Amazon, one of the first businesses to join the exclusive club of companies valued at $1 trillion, recently reached a new, albeit less desirable, milestone. The Everything Store, owned by Jeff Bezos, made market history this week when it became the first publicly traded company to lose $1 trillion in market value.
The astounding numbers, which were first reported by Bloomberg, are the outcome of a deteriorating economy, persistently depressing earnings reports, and significant stock selloffs. Amazon, which was valued at $1.882 trillion on June 21, reported a valuation of only $878 billion on Thursday. With market valuation losses averaging around $900 billion, Microsoft, which for a brief period last year briefly overtook Apple as the most valuable company in the world, wasn’t far behind. The combined declines of the two companies show the impact of a terrible year that most in tech would like to forget soon.
These declines affect more companies than just Amazon and Microsoft.

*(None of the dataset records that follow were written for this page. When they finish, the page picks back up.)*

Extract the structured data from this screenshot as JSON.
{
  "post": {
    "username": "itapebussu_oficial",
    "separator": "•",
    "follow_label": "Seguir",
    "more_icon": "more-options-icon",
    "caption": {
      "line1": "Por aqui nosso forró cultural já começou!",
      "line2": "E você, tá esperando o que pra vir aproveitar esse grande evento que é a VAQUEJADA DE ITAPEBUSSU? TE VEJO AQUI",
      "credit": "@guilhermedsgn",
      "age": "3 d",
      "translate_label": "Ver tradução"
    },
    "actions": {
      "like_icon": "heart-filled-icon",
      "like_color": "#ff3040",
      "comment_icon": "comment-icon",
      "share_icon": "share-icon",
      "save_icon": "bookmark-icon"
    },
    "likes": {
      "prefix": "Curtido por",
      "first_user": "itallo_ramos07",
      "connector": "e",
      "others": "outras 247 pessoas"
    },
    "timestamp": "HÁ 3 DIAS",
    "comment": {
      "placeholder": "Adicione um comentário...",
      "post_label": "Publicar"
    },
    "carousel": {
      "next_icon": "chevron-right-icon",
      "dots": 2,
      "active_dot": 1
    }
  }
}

According to reports, the top five U.S. tech companies lost a combined $4 trillion in value this year. That is greater than the combined GDPs of Turkey, Argentina, and Switzerland, to put it in perspective.
Particularly Amazon let down investors last month when third-quarter revenues fell short of expectations. Even worse, the company is predicted to only experience 2-8% year-over-year growth in the fourth quarter. That would be acceptable for a typical business, but Amazon, which was until recently a relentless growth engine, is anything but typical. Amazon, like many other businesses, has had to deal with dwindling e-commerce sales as customers start to trickle back into brick-and-mortar stores less concerned about COVID-19.
After the release of the third quarter earnings report, CEO Andy Jassy said, “There is obviously a lot happening in the macroeconomic environment.” “And we’ll balance our investments to be more efficient without sacrificing our important long-term, strategic bets,” the statement continued.
Amazon has so far avoided the startling layoffs that have affected so many of its peers in the tech industry. That is not to say that there aren’t any causes for alarm. The company took action this month to extend a prior hiring freeze to include all corporate employees. The main causes of the slowdown, according to a memo from Amazon Senior Vice President of People, Experience, and Technology Beth Galetti, are an uncertain economic outlook and a rise in hiring in recent years.
The decline in the value of Amazon’s stock has also hurt Jeff Bezos’s wealth, who founded the company. After beginning the year at $192.5 billion, the fourth-richest person in the world is now valued at $113 billion.